But Telhami's annual Arab public opinion poll is highly regarded among Arabist
scholars and public opinion specialists here who note that its consistency
of methodology and questions over an unusually long period of time has given
it considerable credibility. Telhami, an expert on Arab media, holds the Anwar
Sadat Chair for Peace and Development at the University of Maryland and serves
as a senior fellow at the Saban Center for Middle East Policy at the Brookings
Institution, a major think tank here.
The survey found that while views on some issues varied among the six countries,
cynicism about U.S. motivations and policies was fairly consistent. Eighty
percent said their views of the U.S. are formed more by U.S. "policies"
than by U.S. "values" up from 70 percent who took that position
Nearly two-thirds of respondents (65 percent) said they don't believe that
democracy is a real objective in the region, while 20 percent said it is an
important objective but Washington is going about it the wrong way.
A 36-percent plurality said they did not believe reports that violence in
Iraq has been significantly reduced over the past year, while 31 percent said
any reduction of violence that has been achieved has little to do with the
"surge" of U.S. forces there and that, in any event, it was only

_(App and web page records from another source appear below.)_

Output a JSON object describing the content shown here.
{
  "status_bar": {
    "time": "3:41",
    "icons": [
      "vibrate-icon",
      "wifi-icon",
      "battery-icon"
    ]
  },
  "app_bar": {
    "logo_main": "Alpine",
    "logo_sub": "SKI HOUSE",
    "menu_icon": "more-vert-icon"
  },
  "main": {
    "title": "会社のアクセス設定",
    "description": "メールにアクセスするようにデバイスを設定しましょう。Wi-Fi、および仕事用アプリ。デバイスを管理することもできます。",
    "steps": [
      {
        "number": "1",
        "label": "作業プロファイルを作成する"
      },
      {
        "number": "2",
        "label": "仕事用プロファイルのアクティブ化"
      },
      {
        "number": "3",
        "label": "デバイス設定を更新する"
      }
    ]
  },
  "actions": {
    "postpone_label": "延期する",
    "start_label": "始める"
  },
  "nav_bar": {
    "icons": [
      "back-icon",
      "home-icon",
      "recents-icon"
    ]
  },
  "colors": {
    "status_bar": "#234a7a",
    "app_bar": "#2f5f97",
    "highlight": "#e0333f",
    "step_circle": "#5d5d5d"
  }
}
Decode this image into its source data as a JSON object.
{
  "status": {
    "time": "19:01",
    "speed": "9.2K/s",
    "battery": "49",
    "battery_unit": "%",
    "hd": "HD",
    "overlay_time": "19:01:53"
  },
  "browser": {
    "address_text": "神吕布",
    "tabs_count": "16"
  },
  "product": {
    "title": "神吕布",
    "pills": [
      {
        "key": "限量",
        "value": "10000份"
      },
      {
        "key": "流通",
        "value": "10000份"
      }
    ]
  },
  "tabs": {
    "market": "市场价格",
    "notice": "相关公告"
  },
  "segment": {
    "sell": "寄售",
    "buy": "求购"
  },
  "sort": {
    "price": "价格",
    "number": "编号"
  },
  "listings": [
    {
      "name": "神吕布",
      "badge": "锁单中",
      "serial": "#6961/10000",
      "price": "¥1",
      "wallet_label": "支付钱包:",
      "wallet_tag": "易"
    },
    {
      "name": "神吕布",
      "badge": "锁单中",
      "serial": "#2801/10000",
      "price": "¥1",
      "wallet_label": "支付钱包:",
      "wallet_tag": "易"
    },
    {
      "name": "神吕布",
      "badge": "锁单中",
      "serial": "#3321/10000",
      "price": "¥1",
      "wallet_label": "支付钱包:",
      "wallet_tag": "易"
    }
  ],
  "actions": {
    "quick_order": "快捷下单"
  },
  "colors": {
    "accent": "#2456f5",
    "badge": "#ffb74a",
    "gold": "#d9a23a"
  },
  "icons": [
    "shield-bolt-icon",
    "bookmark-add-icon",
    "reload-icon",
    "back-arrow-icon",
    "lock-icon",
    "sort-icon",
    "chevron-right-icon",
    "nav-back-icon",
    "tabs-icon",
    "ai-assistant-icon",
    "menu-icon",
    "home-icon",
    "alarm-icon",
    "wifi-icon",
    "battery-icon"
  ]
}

a matter of time before violence increases. Only 6 percent of respondents said
they believed the surge was working and would enhance the chances of a stable

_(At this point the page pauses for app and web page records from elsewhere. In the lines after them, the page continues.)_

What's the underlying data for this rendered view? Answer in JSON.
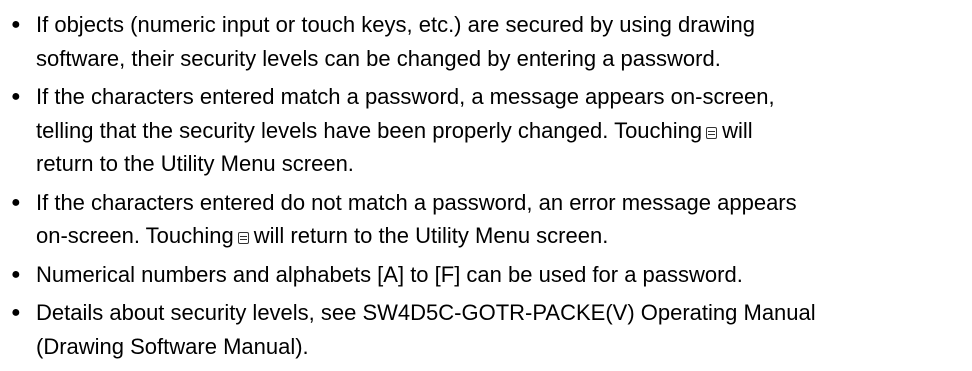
{
  "notes": [
    {
      "lines": [
        "If objects (numeric input or touch keys, etc.) are secured by using drawing",
        "software, their security levels can be changed by entering a password."
      ]
    },
    {
      "lines": [
        "If the characters entered match a password, a message appears on-screen,",
        "return to the Utility Menu screen."
      ],
      "icon_line": {
        "before": "telling that the security levels have been properly changed. Touching",
        "icon": "key-icon",
        "after": "will"
      }
    },
    {
      "lines": [
        "If the characters entered do not match a password, an error message appears"
      ],
      "icon_line": {
        "before": "on-screen. Touching",
        "icon": "key-icon",
        "after": "will return to the Utility Menu screen."
      }
    },
    {
      "lines": [
        "Numerical numbers and alphabets [A] to [F] can be used for a password."
      ]
    },
    {
      "lines": [
        "Details about security levels, see SW4D5C-GOTR-PACKE(V) Operating Manual",
        "(Drawing Software Manual)."
      ]
    }
  ]
}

Asked what they believe would happen if the U.S. quickly withdrew its forces,
61 percent said Iraqis would find a way to bridge their differences up from
44 percent in 2006. Only 15 percent said civil war in Iraq would expand rapidly,

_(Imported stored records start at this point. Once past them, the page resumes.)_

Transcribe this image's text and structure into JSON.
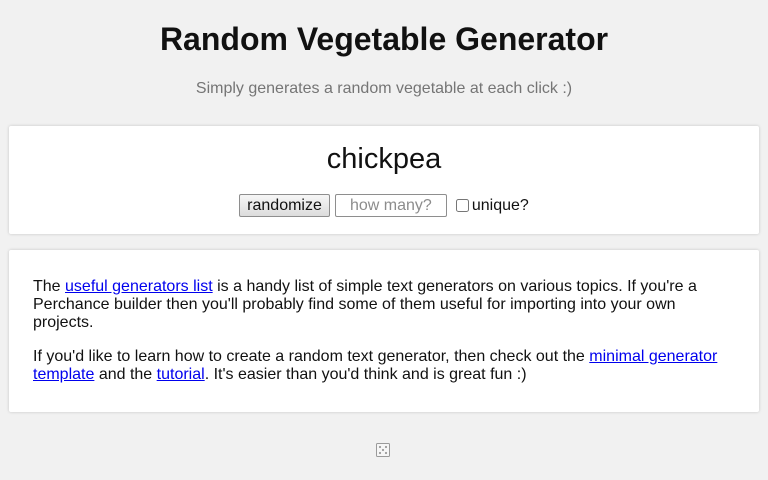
{
  "header": {
    "title": "Random Vegetable Generator",
    "subtitle": "Simply generates a random vegetable at each click :)"
  },
  "output": {
    "value": "chickpea"
  },
  "controls": {
    "randomize_label": "randomize",
    "how_many_placeholder": "how many?",
    "unique_label": "unique?",
    "unique_checked": false
  },
  "info": {
    "p1_before": "The ",
    "p1_link": "useful generators list",
    "p1_after": " is a handy list of simple text generators on various topics. If you're a Perchance builder then you'll probably find some of them useful for importing into your own projects.",
    "p2_before": "If you'd like to learn how to create a random text generator, then check out the ",
    "p2_link1": "minimal generator template",
    "p2_middle": " and the ",
    "p2_link2": "tutorial",
    "p2_after": ". It's easier than you'd think and is great fun :)"
  },
  "footer": {
    "icon": "dice-icon"
  },
  "colors": {
    "background": "#f1f1f1",
    "card": "#ffffff",
    "link": "#0000ee",
    "subtitle": "#757575"
  }
}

down from 24 percent in 2006.
Respondents in Lebanon (88 percent), Jordan (87 percent), and Saudi Arabia
(66 percent) were particularly optimistic that Iraqis would reach a peaceful
settlement if the U.S. withdrew its forces quickly.
Overall, four out of five respondents said they believe that Iraqis are worse
off as a result of the U.S. invasion. Only two percent said they believed that
Iraqis were better off.
The survey found a sharp rise in the percentage of respondents, particularly
in Egypt and Saudi Arabia, who identified the Palestinian cause as among their
three most important public issues. Eight-six percent of all respondents named
Palestine in that context, up from 77 percent in 2006 and 69 percent in 2005.
At the same time, however, a growing majority was found to be increasingly
pessimistic about prospects for a two-state solution based on Israel's 1967
borders. Fifty-five percent overall said they believe the collapse of prospects
for such a solution will likely lead to a state of "intense conflict for
years to come." Views on the conflict were especially pessimistic in Lebanon
Asked which U.S. presidential candidate would have the best chance to advance
peace in the Middle East, Democratic Sen. Barack Obama gained the most backing
with 18 percent, followed by Sen. Hillary Clinton (13 percent), and John McCain
(4 percent). But 20 percent of respondents said they weren't following the
U.S. elections, and a plurality of 32 percent said the policy will be the same
regardless of who is elected.
Asked to identify which foreign leader they admired the most, respondents
generally volunteered those most outspokenly defiant of Israel and the U.S.
The most popular was Hezbollah leader Hassan Nasrallah, who was named by 26
percent of respondents, up from 14 percent 17 months ago. Second-ranked was
Syrian President Bashar al-Assad at 16 percent, up from just 2 percent in 2006.
Iranian President Mahmoud Ahmadinejad came up third with 10 percent of respondents,
up from 4 percent in 2006, while al-Qaeda chief Osama bin Laden was cited by
6 percent of respondents, up from 4 percent. Al-Qaeda also appeared to receive
a somewhat more sympathetic response among respondents than in late 2006.
Asked what aspect of the group, if any, they sympathize with the most, one-third
of respondents told interviewers then that they "do not sympathize at
all with this organization." Only 21 percent took that position in the
(Inter Press Service)